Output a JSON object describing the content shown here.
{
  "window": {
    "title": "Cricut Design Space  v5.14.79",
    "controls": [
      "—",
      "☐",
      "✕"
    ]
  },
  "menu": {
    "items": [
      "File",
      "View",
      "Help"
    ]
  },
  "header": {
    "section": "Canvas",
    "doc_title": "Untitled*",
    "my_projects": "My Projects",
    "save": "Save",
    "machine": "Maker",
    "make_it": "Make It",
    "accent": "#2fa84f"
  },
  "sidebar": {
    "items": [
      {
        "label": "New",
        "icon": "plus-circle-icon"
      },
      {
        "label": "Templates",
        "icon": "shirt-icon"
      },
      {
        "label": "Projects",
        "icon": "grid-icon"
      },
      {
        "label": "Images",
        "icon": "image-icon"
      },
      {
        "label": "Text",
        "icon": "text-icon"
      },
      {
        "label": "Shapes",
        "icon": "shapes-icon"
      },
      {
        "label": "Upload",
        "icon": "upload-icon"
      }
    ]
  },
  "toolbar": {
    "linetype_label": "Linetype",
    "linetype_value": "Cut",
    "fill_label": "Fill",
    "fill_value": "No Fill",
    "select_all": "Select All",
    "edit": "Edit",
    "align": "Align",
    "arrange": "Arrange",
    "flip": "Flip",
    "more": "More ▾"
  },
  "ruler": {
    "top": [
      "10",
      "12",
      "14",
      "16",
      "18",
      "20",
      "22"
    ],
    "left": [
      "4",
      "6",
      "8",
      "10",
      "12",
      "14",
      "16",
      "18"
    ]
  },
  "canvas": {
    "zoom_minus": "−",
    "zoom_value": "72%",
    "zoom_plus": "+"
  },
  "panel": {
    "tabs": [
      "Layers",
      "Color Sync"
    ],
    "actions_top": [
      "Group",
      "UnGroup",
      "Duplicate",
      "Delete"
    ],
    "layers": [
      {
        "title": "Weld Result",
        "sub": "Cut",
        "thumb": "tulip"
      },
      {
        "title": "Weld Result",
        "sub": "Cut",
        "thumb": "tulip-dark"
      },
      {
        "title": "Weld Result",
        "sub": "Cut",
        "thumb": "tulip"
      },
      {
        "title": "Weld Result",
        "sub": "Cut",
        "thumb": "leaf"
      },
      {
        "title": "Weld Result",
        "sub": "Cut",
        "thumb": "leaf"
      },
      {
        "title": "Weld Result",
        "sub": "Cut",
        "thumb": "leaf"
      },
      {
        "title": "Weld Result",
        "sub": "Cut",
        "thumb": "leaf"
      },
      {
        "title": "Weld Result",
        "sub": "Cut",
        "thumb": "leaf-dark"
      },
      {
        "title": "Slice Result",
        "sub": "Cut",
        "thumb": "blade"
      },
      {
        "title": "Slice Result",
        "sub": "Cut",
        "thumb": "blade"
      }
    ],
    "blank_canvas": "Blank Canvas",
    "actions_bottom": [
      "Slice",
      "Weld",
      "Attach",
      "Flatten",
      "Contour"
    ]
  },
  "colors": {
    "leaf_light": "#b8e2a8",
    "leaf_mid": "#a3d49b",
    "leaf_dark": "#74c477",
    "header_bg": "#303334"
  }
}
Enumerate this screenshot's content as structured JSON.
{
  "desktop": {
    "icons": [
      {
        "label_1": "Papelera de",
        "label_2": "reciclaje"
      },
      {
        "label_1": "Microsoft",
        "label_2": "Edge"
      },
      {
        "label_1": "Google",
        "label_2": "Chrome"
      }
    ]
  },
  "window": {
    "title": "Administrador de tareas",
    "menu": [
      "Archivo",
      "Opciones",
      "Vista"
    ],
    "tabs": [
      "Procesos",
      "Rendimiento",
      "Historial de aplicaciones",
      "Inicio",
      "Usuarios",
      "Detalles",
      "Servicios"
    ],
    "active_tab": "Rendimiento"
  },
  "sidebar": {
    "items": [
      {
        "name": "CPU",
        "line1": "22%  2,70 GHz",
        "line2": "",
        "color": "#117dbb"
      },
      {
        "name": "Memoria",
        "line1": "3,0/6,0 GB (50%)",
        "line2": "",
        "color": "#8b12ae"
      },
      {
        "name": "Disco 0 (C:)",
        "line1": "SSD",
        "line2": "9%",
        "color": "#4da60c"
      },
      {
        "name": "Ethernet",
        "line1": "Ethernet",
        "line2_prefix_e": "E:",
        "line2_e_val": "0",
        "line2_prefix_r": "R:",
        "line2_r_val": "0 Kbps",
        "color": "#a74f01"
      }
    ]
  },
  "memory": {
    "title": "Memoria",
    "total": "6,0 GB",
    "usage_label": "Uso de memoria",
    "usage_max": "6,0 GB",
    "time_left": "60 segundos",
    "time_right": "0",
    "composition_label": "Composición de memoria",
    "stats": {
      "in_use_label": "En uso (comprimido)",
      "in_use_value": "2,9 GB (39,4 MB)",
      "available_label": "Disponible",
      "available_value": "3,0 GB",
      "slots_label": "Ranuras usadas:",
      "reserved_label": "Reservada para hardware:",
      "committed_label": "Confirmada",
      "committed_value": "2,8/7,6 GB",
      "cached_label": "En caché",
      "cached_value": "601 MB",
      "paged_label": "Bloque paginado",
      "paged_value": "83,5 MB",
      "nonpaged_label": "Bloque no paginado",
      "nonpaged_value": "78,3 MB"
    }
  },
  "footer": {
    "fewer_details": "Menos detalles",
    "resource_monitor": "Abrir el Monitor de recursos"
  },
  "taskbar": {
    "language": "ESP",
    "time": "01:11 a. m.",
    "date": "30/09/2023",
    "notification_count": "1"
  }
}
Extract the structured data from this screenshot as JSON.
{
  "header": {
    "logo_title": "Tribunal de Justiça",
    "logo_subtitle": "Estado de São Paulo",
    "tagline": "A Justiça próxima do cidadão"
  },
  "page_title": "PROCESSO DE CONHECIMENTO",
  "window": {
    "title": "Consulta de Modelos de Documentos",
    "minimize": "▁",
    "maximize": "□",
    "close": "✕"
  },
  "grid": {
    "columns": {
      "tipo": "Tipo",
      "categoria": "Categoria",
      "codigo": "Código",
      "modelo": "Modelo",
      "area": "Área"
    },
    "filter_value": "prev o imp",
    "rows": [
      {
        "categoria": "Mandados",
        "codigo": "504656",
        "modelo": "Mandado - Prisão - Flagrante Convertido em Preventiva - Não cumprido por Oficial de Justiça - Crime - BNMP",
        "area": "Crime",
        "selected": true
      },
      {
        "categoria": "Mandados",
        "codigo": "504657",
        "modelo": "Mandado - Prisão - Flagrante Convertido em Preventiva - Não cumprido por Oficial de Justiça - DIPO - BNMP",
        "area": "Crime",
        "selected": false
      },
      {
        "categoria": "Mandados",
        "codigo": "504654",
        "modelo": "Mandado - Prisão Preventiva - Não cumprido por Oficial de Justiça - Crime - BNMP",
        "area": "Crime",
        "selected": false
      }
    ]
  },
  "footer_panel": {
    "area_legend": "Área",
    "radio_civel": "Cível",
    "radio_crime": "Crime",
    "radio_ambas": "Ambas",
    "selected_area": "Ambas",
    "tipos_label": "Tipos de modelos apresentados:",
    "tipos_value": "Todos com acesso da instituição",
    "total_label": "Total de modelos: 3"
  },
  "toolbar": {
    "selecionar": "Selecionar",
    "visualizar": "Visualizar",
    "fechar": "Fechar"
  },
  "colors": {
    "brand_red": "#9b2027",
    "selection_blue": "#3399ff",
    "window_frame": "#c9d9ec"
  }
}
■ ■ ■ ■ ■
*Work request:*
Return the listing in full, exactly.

*Exercise answer:*
Output a JSON object describing the content shown here.
{
  "window": {
    "title": "Cricut Design Space  v5.14.79",
    "controls": [
      "—",
      "☐",
      "✕"
    ]
  },
  "menu": {
    "items": [
      "File",
      "View",
      "Help"
    ]
  },
  "header": {
    "section": "Canvas",
    "doc_title": "Untitled*",
    "my_projects": "My Projects",
    "save": "Save",
    "machine": "Maker",
    "make_it": "Make It",
    "accent": "#2fa84f"
  },
  "sidebar": {
    "items": [
      {
        "label": "New",
        "icon": "plus-circle-icon"
      },
      {
        "label": "Templates",
        "icon": "shirt-icon"
      },
      {
        "label": "Projects",
        "icon": "grid-icon"
      },
      {
        "label": "Images",
        "icon": "image-icon"
      },
      {
        "label": "Text",
        "icon": "text-icon"
      },
      {
        "label": "Shapes",
        "icon": "shapes-icon"
      },
      {
        "label": "Upload",
        "icon": "upload-icon"
      }
    ]
  },
  "toolbar": {
    "linetype_label": "Linetype",
    "linetype_value": "Cut",
    "fill_label": "Fill",
    "fill_value": "No Fill",
    "select_all": "Select All",
    "edit": "Edit",
    "align": "Align",
    "arrange": "Arrange",
    "flip": "Flip",
    "more": "More ▾"
  },
  "ruler": {
    "top": [
      "10",
      "12",
      "14",
      "16",
      "18",
      "20",
      "22"
    ],
    "left": [
      "4",
      "6",
      "8",
      "10",
      "12",
      "14",
      "16",
      "18"
    ]
  },
  "canvas": {
    "zoom_minus": "−",
    "zoom_value": "72%",
    "zoom_plus": "+"
  },
  "panel": {
    "tabs": [
      "Layers",
      "Color Sync"
    ],
    "actions_top": [
      "Group",
      "UnGroup",
      "Duplicate",
      "Delete"
    ],
    "layers": [
      {
        "title": "Weld Result",
        "sub": "Cut",
        "thumb": "tulip"
      },
      {
        "title": "Weld Result",
        "sub": "Cut",
        "thumb": "tulip-dark"
      },
      {
        "title": "Weld Result",
        "sub": "Cut",
        "thumb": "tulip"
      },
      {
        "title": "Weld Result",
        "sub": "Cut",
        "thumb": "leaf"
      },
      {
        "title": "Weld Result",
        "sub": "Cut",
        "thumb": "leaf"
      },
      {
        "title": "Weld Result",
        "sub": "Cut",
        "thumb": "leaf"
      },
      {
        "title": "Weld Result",
        "sub": "Cut",
        "thumb": "leaf"
      },
      {
        "title": "Weld Result",
        "sub": "Cut",
        "thumb": "leaf-dark"
      },
      {
        "title": "Slice Result",
        "sub": "Cut",
        "thumb": "blade"
      },
      {
        "title": "Slice Result",
        "sub": "Cut",
        "thumb": "blade"
      }
    ],
    "blank_canvas": "Blank Canvas",
    "actions_bottom": [
      "Slice",
      "Weld",
      "Attach",
      "Flatten",
      "Contour"
    ]
  },
  "colors": {
    "leaf_light": "#b8e2a8",
    "leaf_mid": "#a3d49b",
    "leaf_dark": "#74c477",
    "header_bg": "#303334"
  }
}
Enumerate this screenshot's content as structured JSON.
{
  "desktop": {
    "icons": [
      {
        "label_1": "Papelera de",
        "label_2": "reciclaje"
      },
      {
        "label_1": "Microsoft",
        "label_2": "Edge"
      },
      {
        "label_1": "Google",
        "label_2": "Chrome"
      }
    ]
  },
  "window": {
    "title": "Administrador de tareas",
    "menu": [
      "Archivo",
      "Opciones",
      "Vista"
    ],
    "tabs": [
      "Procesos",
      "Rendimiento",
      "Historial de aplicaciones",
      "Inicio",
      "Usuarios",
      "Detalles",
      "Servicios"
    ],
    "active_tab": "Rendimiento"
  },
  "sidebar": {
    "items": [
      {
        "name": "CPU",
        "line1": "22%  2,70 GHz",
        "line2": "",
        "color": "#117dbb"
      },
      {
        "name": "Memoria",
        "line1": "3,0/6,0 GB (50%)",
        "line2": "",
        "color": "#8b12ae"
      },
      {
        "name": "Disco 0 (C:)",
        "line1": "SSD",
        "line2": "9%",
        "color": "#4da60c"
      },
      {
        "name": "Ethernet",
        "line1": "Ethernet",
        "line2_prefix_e": "E:",
        "line2_e_val": "0",
        "line2_prefix_r": "R:",
        "line2_r_val": "0 Kbps",
        "color": "#a74f01"
      }
    ]
  },
  "memory": {
    "title": "Memoria",
    "total": "6,0 GB",
    "usage_label": "Uso de memoria",
    "usage_max": "6,0 GB",
    "time_left": "60 segundos",
    "time_right": "0",
    "composition_label": "Composición de memoria",
    "stats": {
      "in_use_label": "En uso (comprimido)",
      "in_use_value": "2,9 GB (39,4 MB)",
      "available_label": "Disponible",
      "available_value": "3,0 GB",
      "slots_label": "Ranuras usadas:",
      "reserved_label": "Reservada para hardware:",
      "committed_label": "Confirmada",
      "committed_value": "2,8/7,6 GB",
      "cached_label": "En caché",
      "cached_value": "601 MB",
      "paged_label": "Bloque paginado",
      "paged_value": "83,5 MB",
      "nonpaged_label": "Bloque no paginado",
      "nonpaged_value": "78,3 MB"
    }
  },
  "footer": {
    "fewer_details": "Menos detalles",
    "resource_monitor": "Abrir el Monitor de recursos"
  },
  "taskbar": {
    "language": "ESP",
    "time": "01:11 a. m.",
    "date": "30/09/2023",
    "notification_count": "1"
  }
}
Extract the structured data from this screenshot as JSON.
{
  "header": {
    "logo_title": "Tribunal de Justiça",
    "logo_subtitle": "Estado de São Paulo",
    "tagline": "A Justiça próxima do cidadão"
  },
  "page_title": "PROCESSO DE CONHECIMENTO",
  "window": {
    "title": "Consulta de Modelos de Documentos",
    "minimize": "▁",
    "maximize": "□",
    "close": "✕"
  },
  "grid": {
    "columns": {
      "tipo": "Tipo",
      "categoria": "Categoria",
      "codigo": "Código",
      "modelo": "Modelo",
      "area": "Área"
    },
    "filter_value": "prev o imp",
    "rows": [
      {
        "categoria": "Mandados",
        "codigo": "504656",
        "modelo": "Mandado - Prisão - Flagrante Convertido em Preventiva - Não cumprido por Oficial de Justiça - Crime - BNMP",
        "area": "Crime",
        "selected": true
      },
      {
        "categoria": "Mandados",
        "codigo": "504657",
        "modelo": "Mandado - Prisão - Flagrante Convertido em Preventiva - Não cumprido por Oficial de Justiça - DIPO - BNMP",
        "area": "Crime",
        "selected": false
      },
      {
        "categoria": "Mandados",
        "codigo": "504654",
        "modelo": "Mandado - Prisão Preventiva - Não cumprido por Oficial de Justiça - Crime - BNMP",
        "area": "Crime",
        "selected": false
      }
    ]
  },
  "footer_panel": {
    "area_legend": "Área",
    "radio_civel": "Cível",
    "radio_crime": "Crime",
    "radio_ambas": "Ambas",
    "selected_area": "Ambas",
    "tipos_label": "Tipos de modelos apresentados:",
    "tipos_value": "Todos com acesso da instituição",
    "total_label": "Total de modelos: 3"
  },
  "toolbar": {
    "selecionar": "Selecionar",
    "visualizar": "Visualizar",
    "fechar": "Fechar"
  },
  "colors": {
    "brand_red": "#9b2027",
    "selection_blue": "#3399ff",
    "window_frame": "#c9d9ec"
  }
}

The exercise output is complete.